“So that means that Twitter outscored companies like Dropbox, Google and LinkedIn, though those companies also did well in the report. A few, like Amazon, Apple, Yahoo and Facebook, didn’t score so well,” commented Business Insider.

Charm Offensives Through Twitter


President Hassan Rouhani

 As social media becomes popular in repressive societies with pro-democracy activists using it as a platform in their confrontation with governments, autocrats too have been quick to learn the use of such technology to push forward their version of things and regime propaganda.
An initiative that gained much publicity recently was Iran’s newly-elected leader President Hassan Rouhani wishing Rosh Hashanah on twitter. Although there is some confusion as to whether he actually tweeted Jewish New Year greetings (Wall Street Journal reported he had not), the political implications of autocratic regimes messaging using twitter was featured in a recent article in the New Republic.
“I don’t want to rain on anyone’s New Year’s parade, but it’s worth pointing out that Twitter hasn’t reformed the other unsavory political leaders who have used it as a mouthpiece,” writes Nora Caplan-Bricker.
You can access the article here

Tweet Your Way to Human Rights Activism (Even if You\’re a Twitter Novice)

Ever since it made its mark on the social activism stage with a starring role in the Moldova “Twitter Revolution” and the post-election riots in Iran, Twitter has secured its place as a valuable tool in organizing, information sharing, and activism.

And this handy form of social media isn’t just useful when you find yourself in the middle of a revolution, there are plenty of ways to use Twitter to get involved in a cause from the comfort of you couch. Yes, mobilization can happen even while wearing a Snuggie.

The first step to getting involved in 140 characters or less is to follow the right people, namely those interested in a similar cause. This extensive list of the top human rights activists is a great place to start. At www.WeFollow.com you can browse the top tweeters in categories like “Activist” and even sort them by the city.
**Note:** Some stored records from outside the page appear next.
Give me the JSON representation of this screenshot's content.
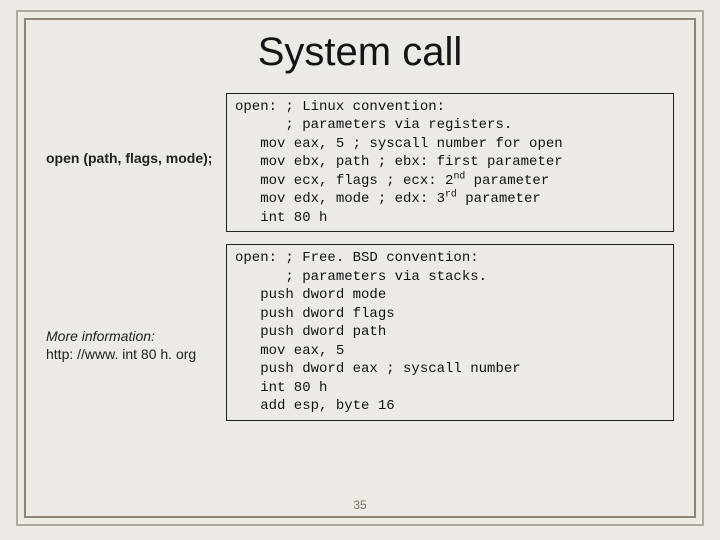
{
  "title": "System call",
  "left": {
    "open_call": "open (path, flags, mode);",
    "more_info_label": "More information:",
    "more_info_url": "http: //www. int 80 h. org"
  },
  "code1": {
    "l1": "open: ; Linux convention:",
    "l2": "      ; parameters via registers.",
    "l3": "   mov eax, 5 ; syscall number for open",
    "l4": "   mov ebx, path ; ebx: first parameter",
    "l5a": "   mov ecx, flags ; ecx: 2",
    "l5b": " parameter",
    "sup5": "nd",
    "l6a": "   mov edx, mode ; edx: 3",
    "l6b": " parameter",
    "sup6": "rd",
    "l7": "   int 80 h"
  },
  "code2": {
    "l1": "open: ; Free. BSD convention:",
    "l2": "      ; parameters via stacks.",
    "l3": "   push dword mode",
    "l4": "   push dword flags",
    "l5": "   push dword path",
    "l6": "   mov eax, 5",
    "l7": "   push dword eax ; syscall number",
    "l8": "   int 80 h",
    "l9": "   add esp, byte 16"
  },
  "slide_number": "35"
}
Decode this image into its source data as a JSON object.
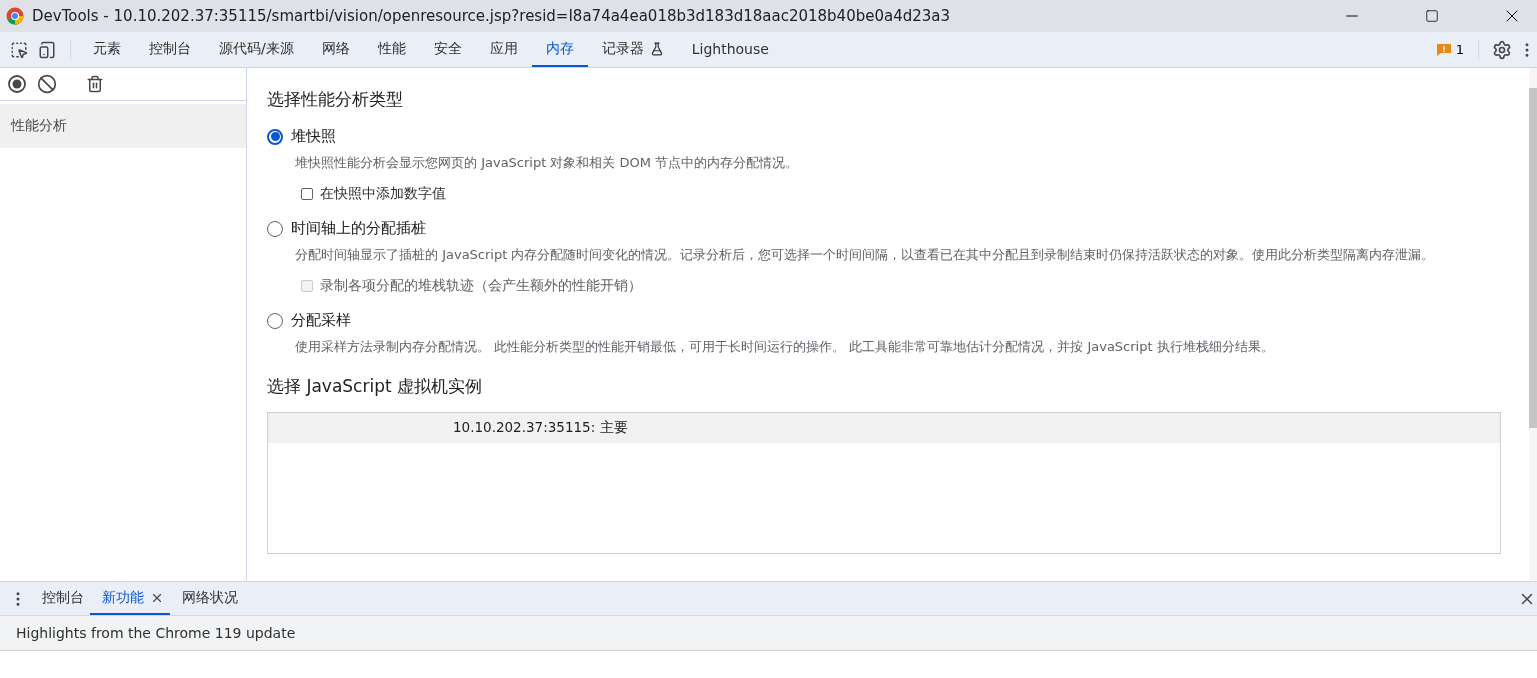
{
  "window": {
    "title": "DevTools - 10.10.202.37:35115/smartbi/vision/openresource.jsp?resid=I8a74a4ea018b3d183d18aac2018b40be0a4d23a3"
  },
  "toolbar": {
    "tabs": [
      {
        "label": "元素",
        "selected": false,
        "experimental": false
      },
      {
        "label": "控制台",
        "selected": false,
        "experimental": false
      },
      {
        "label": "源代码/来源",
        "selected": false,
        "experimental": false
      },
      {
        "label": "网络",
        "selected": false,
        "experimental": false
      },
      {
        "label": "性能",
        "selected": false,
        "experimental": false
      },
      {
        "label": "安全",
        "selected": false,
        "experimental": false
      },
      {
        "label": "应用",
        "selected": false,
        "experimental": false
      },
      {
        "label": "内存",
        "selected": true,
        "experimental": false
      },
      {
        "label": "记录器",
        "selected": false,
        "experimental": true
      },
      {
        "label": "Lighthouse",
        "selected": false,
        "experimental": false
      }
    ],
    "issues_count": "1"
  },
  "sidebar": {
    "items": [
      {
        "label": "性能分析",
        "selected": true
      }
    ]
  },
  "main": {
    "profile_heading": "选择性能分析类型",
    "profile_types": [
      {
        "label": "堆快照",
        "selected": true,
        "description": "堆快照性能分析会显示您网页的 JavaScript 对象和相关 DOM 节点中的内存分配情况。",
        "option": {
          "label": "在快照中添加数字值",
          "checked": false,
          "disabled": false
        }
      },
      {
        "label": "时间轴上的分配插桩",
        "selected": false,
        "description": "分配时间轴显示了插桩的 JavaScript 内存分配随时间变化的情况。记录分析后，您可选择一个时间间隔，以查看已在其中分配且到录制结束时仍保持活跃状态的对象。使用此分析类型隔离内存泄漏。",
        "option": {
          "label": "录制各项分配的堆栈轨迹（会产生额外的性能开销）",
          "checked": false,
          "disabled": true
        }
      },
      {
        "label": "分配采样",
        "selected": false,
        "description": "使用采样方法录制内存分配情况。 此性能分析类型的性能开销最低，可用于长时间运行的操作。 此工具能非常可靠地估计分配情况，并按 JavaScript 执行堆栈细分结果。"
      }
    ],
    "vm_heading": "选择 JavaScript 虚拟机实例",
    "vm_instances": [
      {
        "label": "10.10.202.37:35115: 主要",
        "selected": true
      }
    ]
  },
  "drawer": {
    "tabs": [
      {
        "label": "控制台",
        "selected": false,
        "closable": false
      },
      {
        "label": "新功能",
        "selected": true,
        "closable": true
      },
      {
        "label": "网络状况",
        "selected": false,
        "closable": false
      }
    ],
    "banner": "Highlights from the Chrome 119 update"
  }
}
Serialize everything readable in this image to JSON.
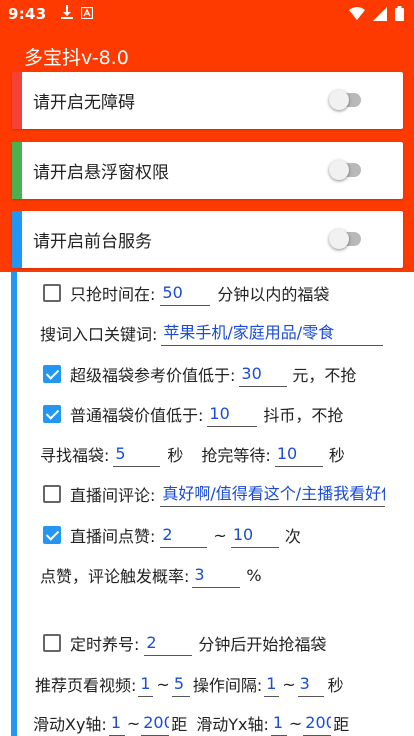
{
  "statusbar": {
    "time": "9:43"
  },
  "app": {
    "title": "多宝抖v-8.0"
  },
  "permissions": [
    {
      "label": "请开启无障碍",
      "accent": "#f44336",
      "enabled": false
    },
    {
      "label": "请开启悬浮窗权限",
      "accent": "#4caf50",
      "enabled": false
    },
    {
      "label": "请开启前台服务",
      "accent": "#2196f3",
      "enabled": false
    }
  ],
  "settings": {
    "time_limit": {
      "checked": false,
      "prefix": "只抢时间在:",
      "value": "50",
      "suffix": "分钟以内的福袋"
    },
    "keywords": {
      "label": "搜词入口关键词:",
      "value": "苹果手机/家庭用品/零食"
    },
    "super_bag": {
      "checked": true,
      "prefix": "超级福袋参考价值低于:",
      "value": "30",
      "suffix": "元，不抢"
    },
    "normal_bag": {
      "checked": true,
      "prefix": "普通福袋价值低于:",
      "value": "10",
      "suffix": "抖币，不抢"
    },
    "find": {
      "label": "寻找福袋:",
      "value": "5",
      "unit": "秒",
      "wait_label": "抢完等待:",
      "wait_value": "10",
      "wait_unit": "秒"
    },
    "comment": {
      "checked": false,
      "prefix": "直播间评论:",
      "value": "真好啊/值得看这个/主播我看好你"
    },
    "like": {
      "checked": true,
      "prefix": "直播间点赞:",
      "min": "2",
      "sep": "~",
      "max": "10",
      "unit": "次"
    },
    "rate": {
      "label": "点赞，评论触发概率:",
      "value": "3",
      "unit": "%"
    },
    "timer": {
      "checked": false,
      "prefix": "定时养号:",
      "value": "2",
      "suffix": "分钟后开始抢福袋"
    },
    "video": {
      "label": "推荐页看视频:",
      "min": "1",
      "sep": "~",
      "max": "5",
      "op_label": "操作间隔:",
      "op_min": "1",
      "op_sep": "~",
      "op_max": "3",
      "unit": "秒"
    },
    "swipe": {
      "x_label": "滑动Xy轴:",
      "x_min": "1",
      "x_sep": "~",
      "x_max": "200",
      "x_unit": "距",
      "y_label": "滑动Yx轴:",
      "y_min": "1",
      "y_sep": "~",
      "y_max": "200",
      "y_unit": "距"
    }
  },
  "colors": {
    "header": "#ff3a00",
    "accent_blue": "#2196f3",
    "input_text": "#1a4cd8"
  }
}
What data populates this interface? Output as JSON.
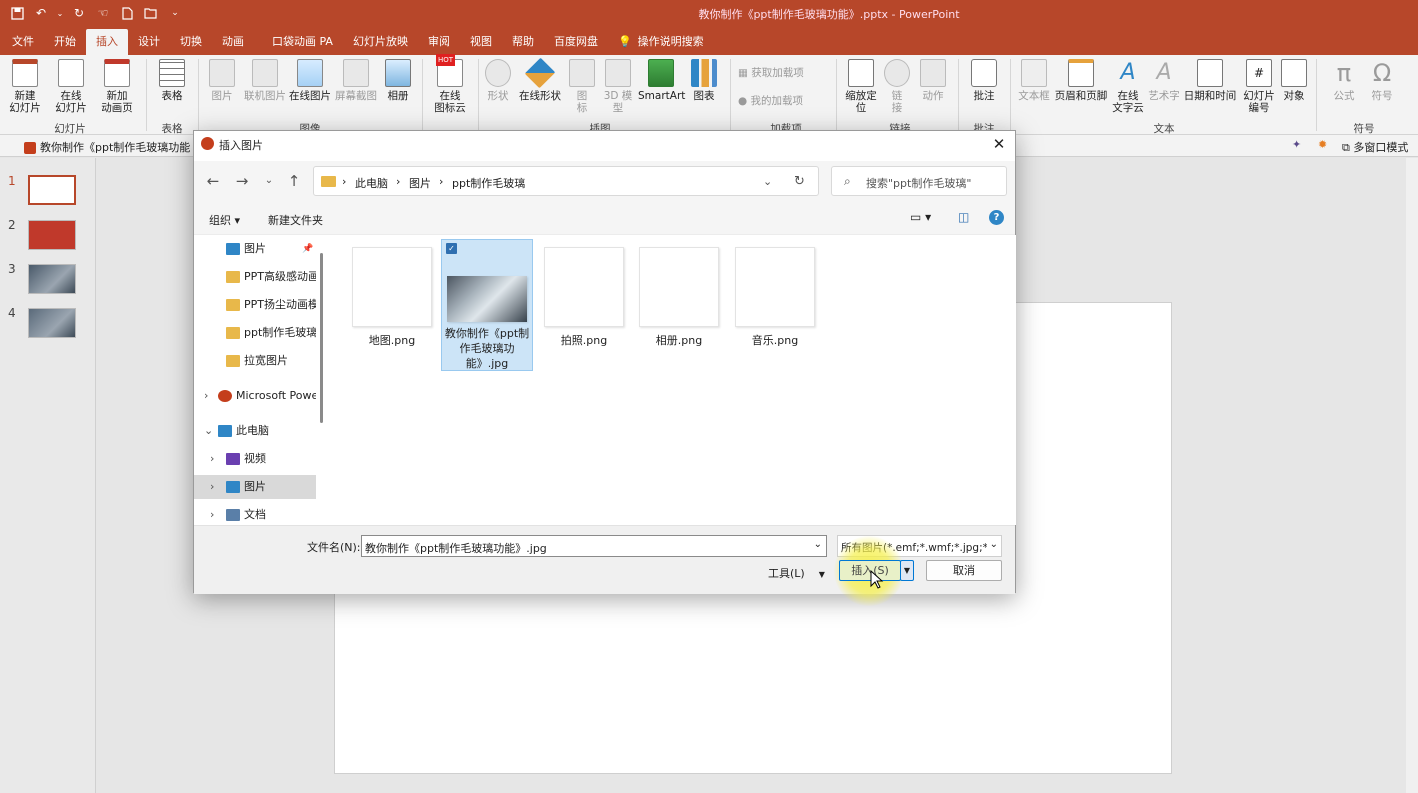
{
  "titlebar": {
    "title": "教你制作《ppt制作毛玻璃功能》.pptx  -  PowerPoint",
    "qat_icons": [
      "save-icon",
      "undo-icon",
      "redo-icon",
      "touch-icon",
      "new-doc-icon",
      "open-icon",
      "customize-icon"
    ]
  },
  "tabs": [
    "文件",
    "开始",
    "插入",
    "设计",
    "切换",
    "动画",
    "口袋动画 PA",
    "幻灯片放映",
    "审阅",
    "视图",
    "帮助",
    "百度网盘",
    "操作说明搜索"
  ],
  "active_tab": "插入",
  "ribbon": {
    "new_slide": "新建\n幻灯片",
    "online_slide": "在线\n幻灯片",
    "new_anim_page": "新加\n动画页",
    "group_slides": "幻灯片",
    "table": "表格",
    "group_table": "表格",
    "picture": "图片",
    "online_picture": "联机图片",
    "online_picture2": "在线图片",
    "screenshot": "屏幕截图",
    "album": "相册",
    "group_images": "图像",
    "online_icons": "在线\n图标云",
    "hot": "HOT",
    "shapes": "形状",
    "online_shapes": "在线形状",
    "icons": "图\n标",
    "model3d": "3D 模\n型",
    "smartart": "SmartArt",
    "chart": "图表",
    "group_illustrations": "插图",
    "get_addins": "获取加载项",
    "my_addins": "我的加载项",
    "group_addins": "加载项",
    "zoom": "缩放定\n位",
    "link": "链\n接",
    "action": "动作",
    "group_links": "链接",
    "comment": "批注",
    "group_comments": "批注",
    "textbox": "文本框",
    "header_footer": "页眉和页脚",
    "online_text": "在线\n文字云",
    "wordart": "艺术字",
    "datetime": "日期和时间",
    "slide_number": "幻灯片\n编号",
    "object": "对象",
    "group_text": "文本",
    "equation": "公式",
    "symbol": "符号",
    "group_symbols": "符号"
  },
  "tabstrip": {
    "doc_tab": "教你制作《ppt制作毛玻璃功能",
    "multi_window": "多窗口模式"
  },
  "slides": [
    {
      "num": "1"
    },
    {
      "num": "2"
    },
    {
      "num": "3"
    },
    {
      "num": "4"
    }
  ],
  "dialog": {
    "title": "插入图片",
    "breadcrumb": [
      "此电脑",
      "图片",
      "ppt制作毛玻璃"
    ],
    "search_placeholder": "搜索\"ppt制作毛玻璃\"",
    "organize": "组织 ▾",
    "new_folder": "新建文件夹",
    "tree": [
      {
        "label": "图片",
        "icon": "pictures-icon",
        "indent": 1,
        "pinned": true
      },
      {
        "label": "PPT高级感动画",
        "icon": "folder-icon",
        "indent": 1
      },
      {
        "label": "PPT扬尘动画模",
        "icon": "folder-icon",
        "indent": 1
      },
      {
        "label": "ppt制作毛玻璃",
        "icon": "folder-icon",
        "indent": 1
      },
      {
        "label": "拉宽图片",
        "icon": "folder-icon",
        "indent": 1
      },
      {
        "label": "Microsoft Powe",
        "icon": "powerpoint-icon",
        "indent": 0,
        "chevron": "›"
      },
      {
        "label": "此电脑",
        "icon": "computer-icon",
        "indent": 0,
        "chevron": "⌄"
      },
      {
        "label": "视频",
        "icon": "video-icon",
        "indent": 1,
        "chevron": "›"
      },
      {
        "label": "图片",
        "icon": "pictures-icon",
        "indent": 1,
        "chevron": "›",
        "selected": true
      },
      {
        "label": "文档",
        "icon": "document-icon",
        "indent": 1,
        "chevron": "›"
      }
    ],
    "files": [
      {
        "name": "地图.png",
        "selected": false
      },
      {
        "name": "教你制作《ppt制作毛玻璃功能》.jpg",
        "selected": true
      },
      {
        "name": "拍照.png",
        "selected": false
      },
      {
        "name": "相册.png",
        "selected": false
      },
      {
        "name": "音乐.png",
        "selected": false
      }
    ],
    "filename_label": "文件名(N):",
    "filename_value": "教你制作《ppt制作毛玻璃功能》.jpg",
    "filetype": "所有图片(*.emf;*.wmf;*.jpg;*.jp",
    "tools": "工具(L)",
    "insert": "插入(S)",
    "cancel": "取消"
  },
  "colors": {
    "accent": "#b7472a",
    "selection": "#cce4f7",
    "cursor_highlight": "#f5f04a"
  }
}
You can also follow us and see who we’re following at http://twitter.com/pmaward.

Next, set a personal goal to tweet about a human rights issue or a link to a story at least once a week (as Change.org’s Amanda Kloer suggests). Share a fun fact or a recent news story, re-tweet someone’s cause, or encourage others to join in. Whether it be spreading the word about free speech violations, jailed journalists, or the good work of others, persuade your followers to do what they can to help.

Artist and Poet Laureate Larry Jaffe tweeted the Declaration of Human Rights 140 characters at a time on his twitter account. Jaffe is the first to admit he is no Twitter expert, but one tip he has is to use the platform to connect with people. “Despite the appearance that Twitter is a ‘broadcast’ medium, it really is full of rich emotional interaction,” Jaffe says. “Change happens one person at a time even if you are engaging in a dialog of thousands, you still have to connect.”

And the ultimate form of connecting is collaborating with your fellow Twitterers. Collaboration is really the key to putting the social in your social media activism. Use hashtags to organize tweets about a certain topic or event and join groups so others can find your account. Once you have organized a network with your Twitter peers, it’s up to you to decide where and how far you want to take it.

Christian Kreutz at CrissCrossed points out that although social media sites can easily remain a place mainly for leisure, they also have the potential to harness the power of mass collaboration. And for an idea of what that could look like, think to the campaign against FARC in Columbia that lead to mass rallies, or the campaign in Estonia that lead to a 50,000 person turnout to clean up the entire country in a day.

Inspired yet? Click here to start tweeting.

Credit: Flickr, respres